In an effort to calm Wall Street jitters, Apple CEO Steve Jobs last week announced his recent gaunt appearance was simply the result of a "hormone imbalance" that had caused his dramatic weight loss -- but a week later, his letter to Apple employees disclosed he had "a more complex" medical condition and would take a leave of absence until the end of June.
With Jobs so closely associated with Apple's creative vision and few other details forthcoming, the news clearly has unnerved investors. Apple stock fell seven points on the announcement of Jobs' medical leave of absence.
"The fear of the unknown has been escalated," said Gene Munster, an investment analyst with Piper Jaffray & Co. "The bottom line is that people thought that he was on a faster track to recovery and now it seems uncertain."
Because of it's impact, the mystery surrounding Jobs' condition may raise a broader question: How much does the public have a right to know about leaders of publicly traded companies -- especially one as closely associated in the public mind as Jobs is with Apple?
After all, besides being CEO of Apple, Jobs is widely seen a primary creative force behind the company. His product presentations are legendary and have helped make hits out of such consumer electronics as the iMac desktop computer, the iPod digital music player and the iPhone.
Financial lawyers say the information investors are entitled to versus the information they may want to hear are two different things.
The Securities and Exchange Commission doesn't have an established rule regarding a company's disclosure about a CEO's illness.
However, according to Gary Stern, a writer for Investors Business Daily, "There are several securities laws that stipulate a company must make material information available to the public that influences an investor's knowledge of a company."
Stern said that includes "any major changes to its highest officers or board of directors that could affect the company's revenue."
Until this week, Apple has been reluctant to discuss Jobs' health, saying it's his personal business.
Tim Bajarin, the chief analyst of Creative Strategies, acknowledged Jobs is a very private person. But the computer industry consultant added that Jobs is such an important person to the company "that you can't separate the private life from the public life."
Kirk Hanson, an ethicist at Santa Clara University, said Jobs is a unique CEO.
"His health affects the interest of so many other people," Hanson said, "that he gives up some of his right to privacy."
Munster believes Apple could have handled the whole situation differently and prevented some of the anxiety on Wall Street.
"If they would have said something earlier ... I think that people would have been more comfortable," Munster said. "The fact [that] they changed the story a little bit, or there's new information that came out, or call it what you want, has created this feeling of just uncertainty on what information investors are getting."

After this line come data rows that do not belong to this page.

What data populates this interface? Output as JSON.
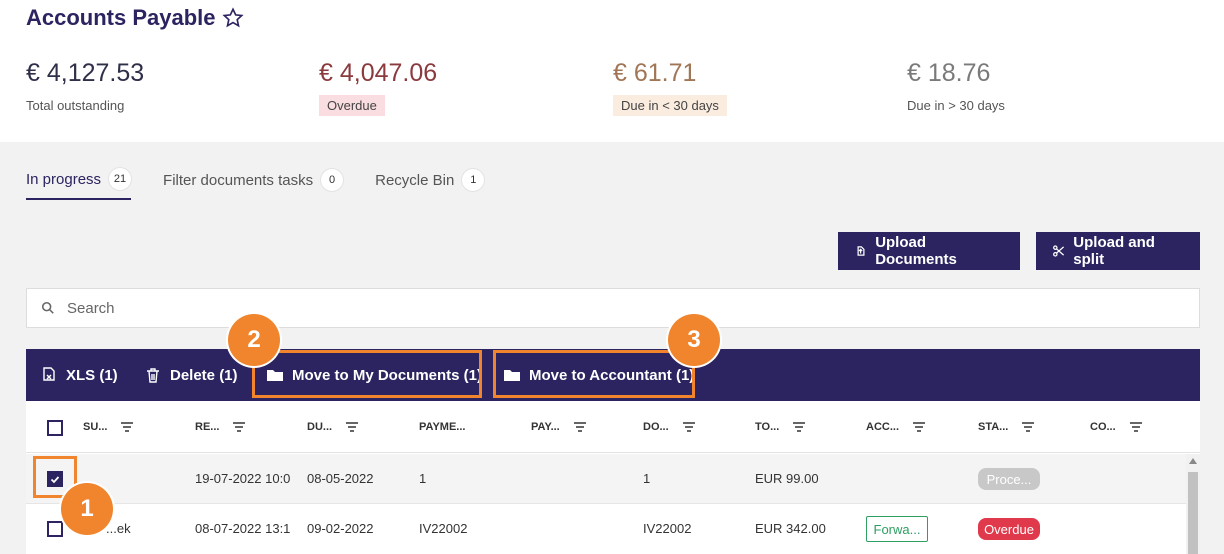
{
  "page": {
    "title": "Accounts Payable"
  },
  "stats": [
    {
      "amount": "€ 4,127.53",
      "label": "Total outstanding",
      "color": "#2f2f4a"
    },
    {
      "amount": "€ 4,047.06",
      "label": "Overdue",
      "color": "#8b3a3e",
      "badge_bg": "#f9dde1"
    },
    {
      "amount": "€ 61.71",
      "label": "Due in < 30 days",
      "color": "#a07657",
      "badge_bg": "#fbece0"
    },
    {
      "amount": "€ 18.76",
      "label": "Due in > 30 days",
      "color": "#7a7a7a"
    }
  ],
  "tabs": [
    {
      "label": "In progress",
      "count": "21"
    },
    {
      "label": "Filter documents tasks",
      "count": "0"
    },
    {
      "label": "Recycle Bin",
      "count": "1"
    }
  ],
  "actions": {
    "upload_documents": "Upload Documents",
    "upload_split": "Upload and split"
  },
  "search": {
    "placeholder": "Search"
  },
  "bulk_actions": {
    "xls": "XLS (1)",
    "delete": "Delete (1)",
    "move_my_documents": "Move to My Documents (1)",
    "move_accountant": "Move to Accountant (1)"
  },
  "table": {
    "columns": [
      "SU...",
      "RE...",
      "DU...",
      "PAYME...",
      "PAY...",
      "DO...",
      "TO...",
      "ACC...",
      "STA...",
      "CO..."
    ],
    "rows": [
      {
        "supplier": "",
        "received": "19-07-2022 10:0",
        "due": "08-05-2022",
        "payment_ref": "1",
        "document": "1",
        "total": "EUR 99.00",
        "account": "",
        "status": "Proce...",
        "checked": true
      },
      {
        "supplier": "...ek",
        "received": "08-07-2022 13:1",
        "due": "09-02-2022",
        "payment_ref": "IV22002",
        "document": "IV22002",
        "total": "EUR 342.00",
        "account": "Forwa...",
        "status": "Overdue",
        "checked": false
      }
    ]
  },
  "markers": [
    "1",
    "2",
    "3"
  ],
  "colors": {
    "brand": "#2b2460",
    "highlight": "#f0852d",
    "overdue": "#e0394b",
    "forward": "#2e9e62"
  }
}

Hanson said because Wall Street will be keeping a close eye on Apple, he would recommend the company's board "over-communicates" about Jobs' condition.
"Given the suspicion that now looms over Apple and its board," Hanson said, "they need to communicate any and every relevant development in Steve Jobs' health over the next six months."